AIM OF THE EXERCISE: Give every line of the listing back, exactly as written.

EXERCISE INPUT:

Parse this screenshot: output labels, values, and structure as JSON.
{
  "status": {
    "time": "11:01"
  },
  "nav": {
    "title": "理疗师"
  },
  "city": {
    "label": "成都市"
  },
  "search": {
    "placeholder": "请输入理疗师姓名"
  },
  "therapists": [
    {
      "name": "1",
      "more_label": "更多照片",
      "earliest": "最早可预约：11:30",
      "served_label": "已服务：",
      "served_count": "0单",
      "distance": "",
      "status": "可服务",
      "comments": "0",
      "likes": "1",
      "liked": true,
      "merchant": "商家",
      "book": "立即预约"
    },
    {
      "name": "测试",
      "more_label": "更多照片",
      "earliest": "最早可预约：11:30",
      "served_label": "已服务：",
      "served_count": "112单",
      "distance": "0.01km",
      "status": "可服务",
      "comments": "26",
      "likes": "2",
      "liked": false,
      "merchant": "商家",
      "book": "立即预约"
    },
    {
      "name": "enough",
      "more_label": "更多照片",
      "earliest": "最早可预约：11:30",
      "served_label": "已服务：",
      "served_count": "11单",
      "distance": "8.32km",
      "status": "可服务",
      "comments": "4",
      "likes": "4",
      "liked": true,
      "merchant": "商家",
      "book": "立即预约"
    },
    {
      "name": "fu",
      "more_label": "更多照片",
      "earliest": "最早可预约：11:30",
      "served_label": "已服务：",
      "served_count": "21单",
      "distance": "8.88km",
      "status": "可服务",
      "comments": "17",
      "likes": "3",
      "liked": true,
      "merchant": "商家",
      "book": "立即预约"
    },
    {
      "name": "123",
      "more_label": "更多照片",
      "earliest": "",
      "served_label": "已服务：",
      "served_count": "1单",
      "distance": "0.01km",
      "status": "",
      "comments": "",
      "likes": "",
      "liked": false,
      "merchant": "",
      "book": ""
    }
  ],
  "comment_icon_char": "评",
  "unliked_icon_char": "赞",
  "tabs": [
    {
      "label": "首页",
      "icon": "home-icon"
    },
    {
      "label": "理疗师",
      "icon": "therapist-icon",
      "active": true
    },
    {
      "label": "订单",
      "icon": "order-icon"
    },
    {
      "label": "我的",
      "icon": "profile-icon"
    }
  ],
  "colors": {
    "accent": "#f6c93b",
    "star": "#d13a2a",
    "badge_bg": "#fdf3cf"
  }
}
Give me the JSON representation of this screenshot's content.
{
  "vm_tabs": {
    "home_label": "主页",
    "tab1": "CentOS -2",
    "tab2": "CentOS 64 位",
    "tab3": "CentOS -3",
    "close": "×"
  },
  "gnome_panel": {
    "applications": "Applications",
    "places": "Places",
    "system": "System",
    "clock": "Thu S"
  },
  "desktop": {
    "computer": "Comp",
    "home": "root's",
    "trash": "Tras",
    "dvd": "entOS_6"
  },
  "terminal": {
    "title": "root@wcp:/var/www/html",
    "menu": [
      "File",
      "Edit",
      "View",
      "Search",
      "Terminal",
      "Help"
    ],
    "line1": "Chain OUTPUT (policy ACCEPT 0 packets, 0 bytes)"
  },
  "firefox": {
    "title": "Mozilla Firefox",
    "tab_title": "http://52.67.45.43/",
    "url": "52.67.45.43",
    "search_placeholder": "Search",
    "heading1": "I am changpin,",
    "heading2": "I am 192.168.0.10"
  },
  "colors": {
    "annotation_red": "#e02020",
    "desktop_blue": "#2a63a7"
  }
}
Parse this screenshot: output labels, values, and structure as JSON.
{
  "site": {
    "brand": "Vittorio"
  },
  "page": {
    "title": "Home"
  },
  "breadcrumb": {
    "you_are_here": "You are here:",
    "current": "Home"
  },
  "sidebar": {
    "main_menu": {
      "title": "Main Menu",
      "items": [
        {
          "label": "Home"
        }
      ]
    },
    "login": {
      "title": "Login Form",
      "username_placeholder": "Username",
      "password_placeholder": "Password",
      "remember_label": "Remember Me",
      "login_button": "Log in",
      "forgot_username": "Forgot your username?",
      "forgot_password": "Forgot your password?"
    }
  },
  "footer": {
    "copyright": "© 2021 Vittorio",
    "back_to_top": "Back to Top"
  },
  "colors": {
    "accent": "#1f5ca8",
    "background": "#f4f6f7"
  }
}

RESULT FOR THIS TASK:
Parse this screenshot: output labels, values, and structure as JSON.
{
  "status": {
    "time": "11:01"
  },
  "nav": {
    "title": "理疗师"
  },
  "city": {
    "label": "成都市"
  },
  "search": {
    "placeholder": "请输入理疗师姓名"
  },
  "therapists": [
    {
      "name": "1",
      "more_label": "更多照片",
      "earliest": "最早可预约：11:30",
      "served_label": "已服务：",
      "served_count": "0单",
      "distance": "",
      "status": "可服务",
      "comments": "0",
      "likes": "1",
      "liked": true,
      "merchant": "商家",
      "book": "立即预约"
    },
    {
      "name": "测试",
      "more_label": "更多照片",
      "earliest": "最早可预约：11:30",
      "served_label": "已服务：",
      "served_count": "112单",
      "distance": "0.01km",
      "status": "可服务",
      "comments": "26",
      "likes": "2",
      "liked": false,
      "merchant": "商家",
      "book": "立即预约"
    },
    {
      "name": "enough",
      "more_label": "更多照片",
      "earliest": "最早可预约：11:30",
      "served_label": "已服务：",
      "served_count": "11单",
      "distance": "8.32km",
      "status": "可服务",
      "comments": "4",
      "likes": "4",
      "liked": true,
      "merchant": "商家",
      "book": "立即预约"
    },
    {
      "name": "fu",
      "more_label": "更多照片",
      "earliest": "最早可预约：11:30",
      "served_label": "已服务：",
      "served_count": "21单",
      "distance": "8.88km",
      "status": "可服务",
      "comments": "17",
      "likes": "3",
      "liked": true,
      "merchant": "商家",
      "book": "立即预约"
    },
    {
      "name": "123",
      "more_label": "更多照片",
      "earliest": "",
      "served_label": "已服务：",
      "served_count": "1单",
      "distance": "0.01km",
      "status": "",
      "comments": "",
      "likes": "",
      "liked": false,
      "merchant": "",
      "book": ""
    }
  ],
  "comment_icon_char": "评",
  "unliked_icon_char": "赞",
  "tabs": [
    {
      "label": "首页",
      "icon": "home-icon"
    },
    {
      "label": "理疗师",
      "icon": "therapist-icon",
      "active": true
    },
    {
      "label": "订单",
      "icon": "order-icon"
    },
    {
      "label": "我的",
      "icon": "profile-icon"
    }
  ],
  "colors": {
    "accent": "#f6c93b",
    "star": "#d13a2a",
    "badge_bg": "#fdf3cf"
  }
}
Give me the JSON representation of this screenshot's content.
{
  "vm_tabs": {
    "home_label": "主页",
    "tab1": "CentOS -2",
    "tab2": "CentOS 64 位",
    "tab3": "CentOS -3",
    "close": "×"
  },
  "gnome_panel": {
    "applications": "Applications",
    "places": "Places",
    "system": "System",
    "clock": "Thu S"
  },
  "desktop": {
    "computer": "Comp",
    "home": "root's",
    "trash": "Tras",
    "dvd": "entOS_6"
  },
  "terminal": {
    "title": "root@wcp:/var/www/html",
    "menu": [
      "File",
      "Edit",
      "View",
      "Search",
      "Terminal",
      "Help"
    ],
    "line1": "Chain OUTPUT (policy ACCEPT 0 packets, 0 bytes)"
  },
  "firefox": {
    "title": "Mozilla Firefox",
    "tab_title": "http://52.67.45.43/",
    "url": "52.67.45.43",
    "search_placeholder": "Search",
    "heading1": "I am changpin,",
    "heading2": "I am 192.168.0.10"
  },
  "colors": {
    "annotation_red": "#e02020",
    "desktop_blue": "#2a63a7"
  }
}
Parse this screenshot: output labels, values, and structure as JSON.
{
  "site": {
    "brand": "Vittorio"
  },
  "page": {
    "title": "Home"
  },
  "breadcrumb": {
    "you_are_here": "You are here:",
    "current": "Home"
  },
  "sidebar": {
    "main_menu": {
      "title": "Main Menu",
      "items": [
        {
          "label": "Home"
        }
      ]
    },
    "login": {
      "title": "Login Form",
      "username_placeholder": "Username",
      "password_placeholder": "Password",
      "remember_label": "Remember Me",
      "login_button": "Log in",
      "forgot_username": "Forgot your username?",
      "forgot_password": "Forgot your password?"
    }
  },
  "footer": {
    "copyright": "© 2021 Vittorio",
    "back_to_top": "Back to Top"
  },
  "colors": {
    "accent": "#1f5ca8",
    "background": "#f4f6f7"
  }
}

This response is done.